So what’s the problem?
The tooling complained that it couldn’t move some file to its final location, in the deployment directory of the server. Often the root directory, but not always. Hmh…the directory being locked maybe? This was on Windows, so I fired up
cmd.exe and looked at the directory in question (
dir /Q is helpful). This is where it gets weird. The directory was there, but it had no owner. Deleting it was impossible. Wat?!
procmon.exe to see what was happening. The move to the directory failed with
DELETE_PENDING. Looking at the source, this directory had been deleted (successfully) as part of the deployment, and recreated. All of a sudden, my spidey sense tingled…there was something weird about deleting stuff on Windows (I used to be a real hacker, you know…). On Unix-like OS’s, deleting a file just removes it from the directory. Once the last link to the file is gone it is deleted as soon as the last handle to the file is closed. Windows almost does the same thing, but the file is not immediately removed from the directory. Instead, it is in a zombie state, where you can still see the file, but you can’t do anything with it. That would explain the problem, so like a good little scientist, I then had a hypothesis: the WildFly server was somehow keeping a handle to the deleted directory open and thus, kept it alive. Since WildFly is using the Java WatchService to find out about changes in the deployment directory, the WatchService was my designated bad guy for the time being.
It’s quite hard to test this against the WildFly server (it being a, let’s say, "non-trivial" program), so what was needed was a simple program that reproduces the problem…clickety click…here we go: two processes, one is watching a directory, the other tries to delete, recreate and modify the directory. Looks good, except it did NOT reproduce the problem.. This could be timing-dependent, so I applied a time tested strategy called "poking at the problem". Just added some sleep(500)'s in random places and hoped for the best. Indeed, after a couple of tries, I was able to reproduce the problem maybe 20% of the time. Even better: I could reproduce it with the debugger attached. Good thing this was on OpenJDK: it meant I could just download the sources and debug through the WatchService class. And indeed, the WatchService was stuck trying to clean up the handle to our directory. It had dutifully cancelled any pending "overlapped" I/O requests (that’s just asynchronous I/O for the non-Windows folk) and now was waiting for the I/O to be indeed cancelled. But the last operation on the directory had failed (it was deleted, remember?), so there was no pending I/O, which means the thread would wait forever.

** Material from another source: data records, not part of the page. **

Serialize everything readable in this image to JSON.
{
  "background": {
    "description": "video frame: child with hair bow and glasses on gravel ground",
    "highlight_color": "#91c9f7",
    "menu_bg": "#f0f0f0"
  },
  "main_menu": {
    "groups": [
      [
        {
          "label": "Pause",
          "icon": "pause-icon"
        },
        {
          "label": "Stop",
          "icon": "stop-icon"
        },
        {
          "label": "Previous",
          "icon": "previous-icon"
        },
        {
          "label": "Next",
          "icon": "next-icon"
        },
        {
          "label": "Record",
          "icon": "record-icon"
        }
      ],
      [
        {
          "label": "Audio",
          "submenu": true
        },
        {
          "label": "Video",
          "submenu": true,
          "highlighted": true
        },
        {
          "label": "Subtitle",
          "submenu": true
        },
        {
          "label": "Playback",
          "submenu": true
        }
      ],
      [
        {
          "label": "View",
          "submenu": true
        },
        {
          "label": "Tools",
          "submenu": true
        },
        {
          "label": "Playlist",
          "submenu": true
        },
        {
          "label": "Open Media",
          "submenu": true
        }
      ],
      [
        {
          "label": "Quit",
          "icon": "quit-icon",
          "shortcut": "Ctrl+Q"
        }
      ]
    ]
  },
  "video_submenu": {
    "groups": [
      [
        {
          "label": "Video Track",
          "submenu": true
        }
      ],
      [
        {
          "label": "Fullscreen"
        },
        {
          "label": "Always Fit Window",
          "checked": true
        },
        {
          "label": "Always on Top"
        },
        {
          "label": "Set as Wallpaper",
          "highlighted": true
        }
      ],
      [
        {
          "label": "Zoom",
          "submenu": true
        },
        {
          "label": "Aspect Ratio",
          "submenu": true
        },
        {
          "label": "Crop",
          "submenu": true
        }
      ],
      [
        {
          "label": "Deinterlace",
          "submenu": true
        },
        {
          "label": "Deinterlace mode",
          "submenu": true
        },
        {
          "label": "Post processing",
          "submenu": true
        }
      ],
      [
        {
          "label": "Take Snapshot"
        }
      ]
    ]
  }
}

We now have a bug report and a patched build of OpenJDK that allows me to get back to solving the original problem. That’s pretty cool, eh? This is a good example of what you can do when a system is open to inspection. It helps that I can look at the OpenJDK sources; debugging bytecodes is definitely no fun. But the coding style used in the WatchService class is also very important. They mirror the Windows native calls in a Java class. This (and MSDN) makes it possible to debug the windows specific implementation of the watch service.
Thanks to Rob Stryker and Alex Kashchenko who helped me debug this problem.